A once-lost, crumbling comet could bring a brand new meteor shower to Earth next week.
The shower, dubbed Dew Herculids, is scheduled to fall from the shattered SW3 comet beginning May 30 and peak between 12:45 p.m. and 1:17 a.m. EDT on May 31 and hit the skies over the United States and parts of Canada light up with some short but bright streaks of flame.
NASA astronomer Bill Cooke described the comet’s possible imminent appearance in a NASA statement as an “all-or-nothing event.” The show would be the result of debris thrown off a fragment of the comet. While comet debris most often falls behind the comet fragment to form the tail, it can sometimes be ejected at such a high velocity that the chunks of ice and rock are ejected in front of the comet. In order for us to see this debris as it burns in our atmosphere, the American Meteor Society (AMS) says it must be either large enough or fast enough to burn brightly as our planet traverses its path.
Related: Why do asteroids and comets have such strange shapes?
“If the wreckage of SW3 was traveling at more than 220mph [354 km/h] When it separates from the comet, we might see a nice meteor shower,” Cooke said. “If the debris had slower ejection speeds then nothing will reach Earth and there will be no meteors from this comet.”
Comet SW3 or 73P/Schwassmann-Wachmann was named after its discoverers, German astronomers Arnold Schwassmann and Arno Arthur Wachmann. The pair first discovered and cataloged SW3 in 1930 and confirmed from orbital observations that it was in a 5.4-year orbit. At its closest visit on May 31, 1931, the comet was only 5.7 million miles (9.2 million kilometers) from Earth, but it was quite dim and could only be seen through telescopes.
Then, in 1935, the comet disappeared from view, coming and going eight times without being seen until finally being rediscovered in 1979. The comet remained faint until its 1995 flyby, when it returned nearly 400 times brighter and visible to the naked eye. Further study soon revealed that SW3’s brightness was due to an amazing transformation – its icy core had shattered into four fragments, and by 2006 the shattered comet had split into 68 pieces. In the 16 years since, it has likely collapsed even further.
The best places to see the meteor shower will be in the southwest, the AMS said.
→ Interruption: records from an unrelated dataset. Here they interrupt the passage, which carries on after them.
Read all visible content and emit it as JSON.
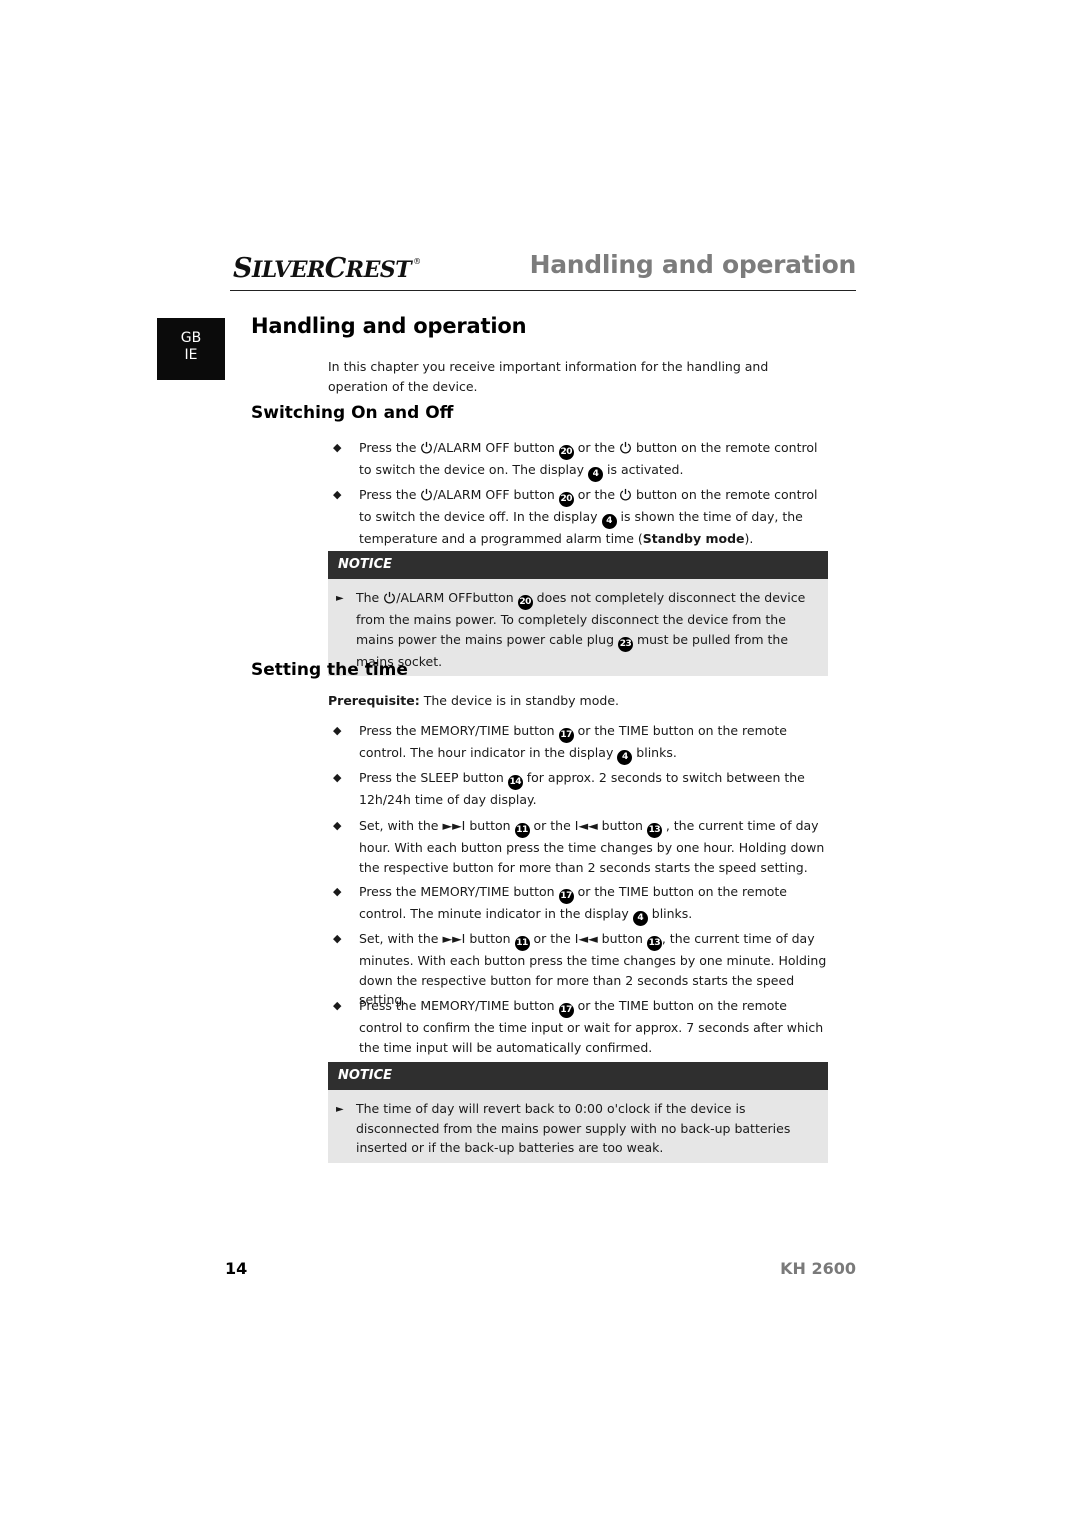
{
  "header": {
    "brand_first": "S",
    "brand_rest1": "ILVER",
    "brand_second": "C",
    "brand_rest2": "REST",
    "reg": "®",
    "section_title": "Handling and operation"
  },
  "lang_tab": {
    "line1": "GB",
    "line2": "IE"
  },
  "chapter": {
    "title": "Handling and operation",
    "intro": "In this chapter you receive important information for the handling and operation of the device."
  },
  "switching": {
    "title": "Switching On and Off",
    "bullets": [
      {
        "a": "Press the ",
        "b": "/ALARM OFF button ",
        "n1": "20",
        "c": " or the ",
        "d": " button on the remote control to switch the device on. The display ",
        "n2": "4",
        "e": " is activated."
      },
      {
        "a": "Press the ",
        "b": "/ALARM OFF button ",
        "n1": "20",
        "c": " or the ",
        "d": " button on the remote control to switch the device off. In the display ",
        "n2": "4",
        "e": " is shown the time of day, the temperature and a programmed alarm time (",
        "bold": "Standby mode",
        "f": ")."
      }
    ],
    "notice": {
      "label": "NOTICE",
      "a": "The ",
      "b": "/ALARM OFFbutton ",
      "n1": "20",
      "c": " does not completely disconnect the device from the mains power. To completely disconnect the device from the mains power the mains power cable plug ",
      "n2": "23",
      "d": " must be pulled from the mains socket."
    }
  },
  "setting_time": {
    "title": "Setting the time",
    "prereq_label": "Prerequisite:",
    "prereq_text": " The device is in standby mode.",
    "bullets": [
      {
        "a": "Press the MEMORY/TIME button ",
        "n1": "17",
        "b": " or the TIME button on the remote control. The hour indicator in the display ",
        "n2": "4",
        "c": " blinks."
      },
      {
        "a": "Press the SLEEP button ",
        "n1": "14",
        "b": " for approx. 2 seconds to switch between the 12h/24h time of day display."
      },
      {
        "a": "Set, with the ►►I button ",
        "n1": "11",
        "b": " or the I◄◄ button ",
        "n2": "13",
        "c": " , the current time of day hour. With each button press the time changes by one hour. Holding down the respective button for more than 2 seconds starts the speed setting."
      },
      {
        "a": "Press the MEMORY/TIME button ",
        "n1": "17",
        "b": " or the TIME button on the remote control. The minute indicator in the display ",
        "n2": "4",
        "c": " blinks."
      },
      {
        "a": "Set, with the ►►I button ",
        "n1": "11",
        "b": " or the I◄◄ button ",
        "n2": "13",
        "c": ", the current time of day minutes. With each button press the time changes by one minute. Holding down the respective button for more than 2 seconds starts the speed setting."
      },
      {
        "a": "Press the MEMORY/TIME button ",
        "n1": "17",
        "b": " or the TIME button on the remote control to confirm the time input or wait for approx. 7 seconds after which the time input will be automatically confirmed."
      }
    ],
    "notice": {
      "label": "NOTICE",
      "text": "The time of day will revert back to 0:00 o'clock if the device is disconnected from the mains power supply with no back-up batteries inserted or if the back-up batteries are too weak."
    }
  },
  "footer": {
    "page_number": "14",
    "model": "KH 2600"
  },
  "icons": {
    "bullet": "diamond-bullet-icon",
    "power": "power-icon",
    "notice_arrow": "triangle-right-icon"
  }
}
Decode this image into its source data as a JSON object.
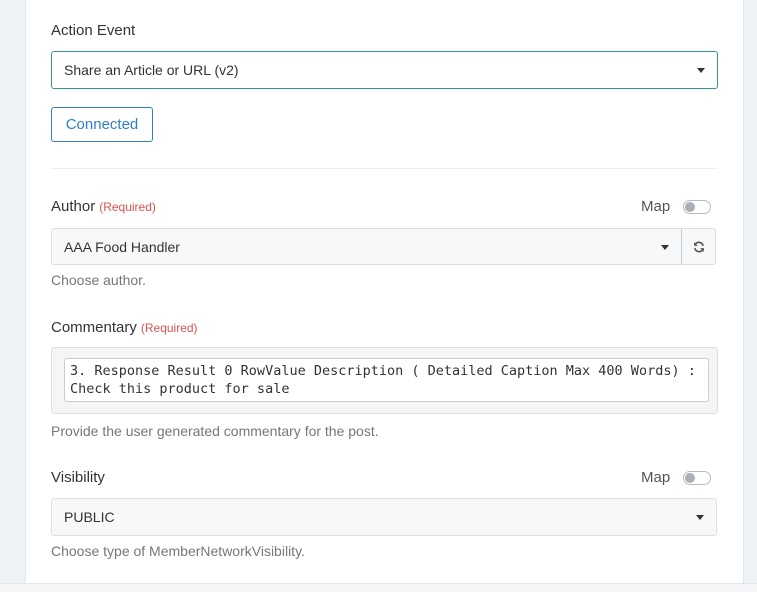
{
  "action_event": {
    "label": "Action Event",
    "selected": "Share an Article or URL (v2)",
    "connection_button": "Connected"
  },
  "author": {
    "label": "Author",
    "required": "(Required)",
    "map_label": "Map",
    "map_enabled": false,
    "selected": "AAA Food Handler",
    "help": "Choose author."
  },
  "commentary": {
    "label": "Commentary",
    "required": "(Required)",
    "value": "3. Response Result 0 RowValue Description ( Detailed Caption Max 400 Words) : Check this product for sale",
    "help": "Provide the user generated commentary for the post."
  },
  "visibility": {
    "label": "Visibility",
    "map_label": "Map",
    "map_enabled": false,
    "selected": "PUBLIC",
    "help": "Choose type of MemberNetworkVisibility."
  },
  "colors": {
    "accent": "#2f80c6",
    "required": "#d9534f"
  },
  "icons": {
    "dropdown": "chevron-down-icon",
    "refresh": "refresh-icon"
  }
}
“The US Southwest and Mexico are preferred locations because the radiant, the region of the sky where these meteors come from, will be highest in a dark sky,” wrote Robert Lunsford on the society’s blog. “Alaska and Washington are being bathed in twilight at this time, ruining their chance of seeing anything. The same applies to the northern and western Canadian provinces. The eruption can be seen from southeastern Canada and the rest of the (eastern) US, but at a lower altitude.”
The best place to look for the comet is in the Boötes constellation, which is right next to the star Arcturus, according to EarthSky. In addition, since the moon is in a new phase, the sky will be dark, making it easier to observe. To spot this shower, a viewing room that’s as dark as possible is recommended, as many of its smaller chunks move slowly – meaning they burn dimly and may not be visible. However, since the display could also contain larger fragments, there’s a chance the shower will contain some stunning slow-moving fireballs.
“When it comes to us this year, the debris from SW3 will hit Earth’s atmosphere very slowly, traveling only 10 miles [16 km] per second — meaning much fainter meteors than those of the Eta Aquariids,” NASA wrote in its blog post.
Originally published on Live Science.
https://www.livescience.com/shattered-comet-tau-herculids-meteor-shower Shattered comet could produce dazzling meteor shower: How to watch the tau Herculids